The most serious accident reported was that which befell the schooner Hattie A. Marsh, whose captain, J. B. MEHAFFEY, and four members of the crew were drowned. The Marsh hailed from New London, Conn., and was bound from Painters' Point, Me., for Philadelphia, with a cargo of paving stones. She was caught in the terrific windstorm outside the new stone breakwater. The captain tried to reach the harbor of refuge, but before he could do so the vessel had to anchor and try to ride out the storm. Her anchors, however, did not hold, and the schooner with her dead weight of stone, was dashed on the rocks of the harbor of refuge.
The steam pilot boat Philadelphia went to the rescue, but only succeeded in saving the mate, NORMAN CAMPBELL, and one seaman. Captain MEHAFFEY and the four other sailors were lost in the fury of the lashing waves. The rescued men were taken to the Lewes Lifesaving Station and cared for. They were in an exhausted condition when picked up.
In the old harbor southwest of the maritime reporting station three schooners dragged their anchors and come in collision. They were the Emily F. Northam, Adeline Townsend and Sea Bird. The Sea Bird, which was a two-masted vessel, sank, and her crew was rescued and landed on the point of Cape Henlopen. The men were cared for at the life saving station. The Northam had her jibboom carried away and her yawl stove. The Townsend lost her headgear and jibboom.
The barges Elmwood, Gilberton and Kalmia, laden with coal, from Philadelphia for Eastern points, were sunk in Delaware Bay westward of the Brown Shoal. Their crews were rescued by the tug Tamaqua, which was towing the barges. The tug Spartan, which was towing the coal barges Tiverton and Hammond and an unknown barge, is reported to have sunk. The barges are anchored at Bear Shoal. There are no tidings of the Spartan's crew.
It is reported that three coal barges were sunk on the ocean off the capes and that their crews are probably lost.
An unknown bark is anchored off Ocean City, Md., with distress signals in her rigging. The pilot boat Philadelphia has gone to her assistance. The barge Marcus Hook from Philadelphia for New York, was almost wrecked. She dragged her anchors and was just drifting into danger when tugs saved her and towed the vessel to safe anchorage.
Considerable minor damage was done to the breakwater.
The harbor of refuge, East End Light, and the day mark on the breakwater were carried away. Some of the piling at the reporting station was washed away and the telegraph line was down all day.

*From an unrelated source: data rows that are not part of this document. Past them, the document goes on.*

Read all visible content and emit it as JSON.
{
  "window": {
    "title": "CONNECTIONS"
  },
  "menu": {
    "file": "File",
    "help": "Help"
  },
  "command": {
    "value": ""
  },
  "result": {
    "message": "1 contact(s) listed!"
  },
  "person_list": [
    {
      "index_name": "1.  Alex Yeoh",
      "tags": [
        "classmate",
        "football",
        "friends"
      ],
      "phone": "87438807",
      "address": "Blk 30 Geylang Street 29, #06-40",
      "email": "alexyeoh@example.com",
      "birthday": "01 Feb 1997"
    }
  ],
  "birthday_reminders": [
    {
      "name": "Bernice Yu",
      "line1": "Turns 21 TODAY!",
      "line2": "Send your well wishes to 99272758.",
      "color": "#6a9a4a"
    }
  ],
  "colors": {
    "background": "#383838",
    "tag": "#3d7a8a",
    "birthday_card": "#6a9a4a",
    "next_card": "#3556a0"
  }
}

The fury of the storm was also felt at Lewes, near here. Many trees were blown down and chimneys damaged. The smokestack of the city power house fell and considerably damaged the buildings.

New York Tribune New York 1903-09-17



article | by Dr. Radut